_HOW TO COMPLETE THIS TASK_
Pictures excluded, copy every record that follows exactly as it appears.

(Extracted data entries)
╭──
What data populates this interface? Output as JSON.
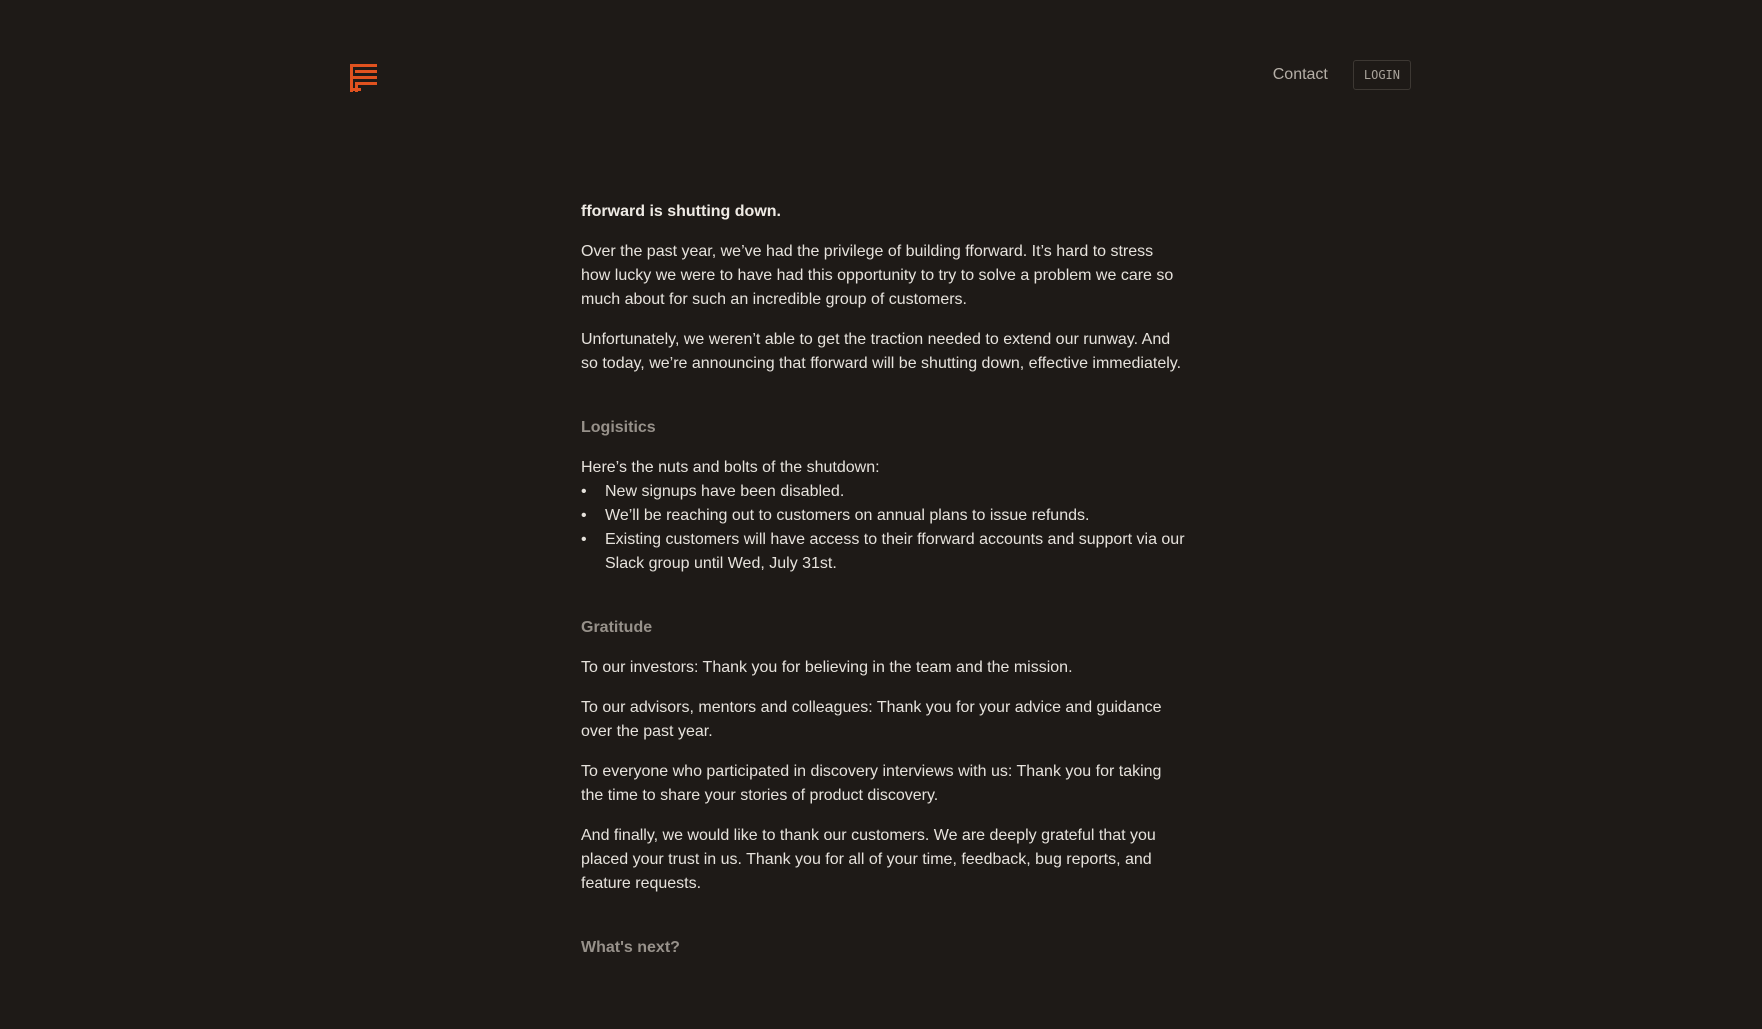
{
  "brand": {
    "logo_icon": "fforward-logo-icon",
    "accent_color": "#e0521f"
  },
  "nav": {
    "contact_label": "Contact",
    "login_label": "LOGIN"
  },
  "article": {
    "headline": "fforward is shutting down.",
    "intro_paragraphs": [
      "Over the past year, we’ve had the privilege of building fforward. It’s hard to stress how lucky we were to have had this opportunity to try to solve a problem we care so much about for such an incredible group of customers.",
      "Unfortunately, we weren’t able to get the traction needed to extend our runway. And so today, we’re announcing that fforward will be shutting down, effective immediately."
    ],
    "logistics": {
      "title": "Logisitics",
      "intro": "Here’s the nuts and bolts of the shutdown:",
      "items": [
        "New signups have been disabled.",
        "We’ll be reaching out to customers on annual plans to issue refunds.",
        "Existing customers will have access to their fforward accounts and support via our Slack group until Wed, July 31st."
      ]
    },
    "gratitude": {
      "title": "Gratitude",
      "paragraphs": [
        "To our investors: Thank you for believing in the team and the mission.",
        "To our advisors, mentors and colleagues: Thank you for your advice and guidance over the past year.",
        "To everyone who participated in discovery interviews with us: Thank you for taking the time to share your stories of product discovery.",
        "And finally, we would like to thank our customers. We are deeply grateful that you placed your trust in us. Thank you for all of your time, feedback, bug reports, and feature requests."
      ]
    },
    "whats_next": {
      "title": "What's next?"
    }
  }
}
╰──
_OUTPUT FOR THIS TASK_
What data populates this interface? Output as JSON.
{
  "brand": {
    "logo_icon": "fforward-logo-icon",
    "accent_color": "#e0521f"
  },
  "nav": {
    "contact_label": "Contact",
    "login_label": "LOGIN"
  },
  "article": {
    "headline": "fforward is shutting down.",
    "intro_paragraphs": [
      "Over the past year, we’ve had the privilege of building fforward. It’s hard to stress how lucky we were to have had this opportunity to try to solve a problem we care so much about for such an incredible group of customers.",
      "Unfortunately, we weren’t able to get the traction needed to extend our runway. And so today, we’re announcing that fforward will be shutting down, effective immediately."
    ],
    "logistics": {
      "title": "Logisitics",
      "intro": "Here’s the nuts and bolts of the shutdown:",
      "items": [
        "New signups have been disabled.",
        "We’ll be reaching out to customers on annual plans to issue refunds.",
        "Existing customers will have access to their fforward accounts and support via our Slack group until Wed, July 31st."
      ]
    },
    "gratitude": {
      "title": "Gratitude",
      "paragraphs": [
        "To our investors: Thank you for believing in the team and the mission.",
        "To our advisors, mentors and colleagues: Thank you for your advice and guidance over the past year.",
        "To everyone who participated in discovery interviews with us: Thank you for taking the time to share your stories of product discovery.",
        "And finally, we would like to thank our customers. We are deeply grateful that you placed your trust in us. Thank you for all of your time, feedback, bug reports, and feature requests."
      ]
    },
    "whats_next": {
      "title": "What's next?"
    }
  }
}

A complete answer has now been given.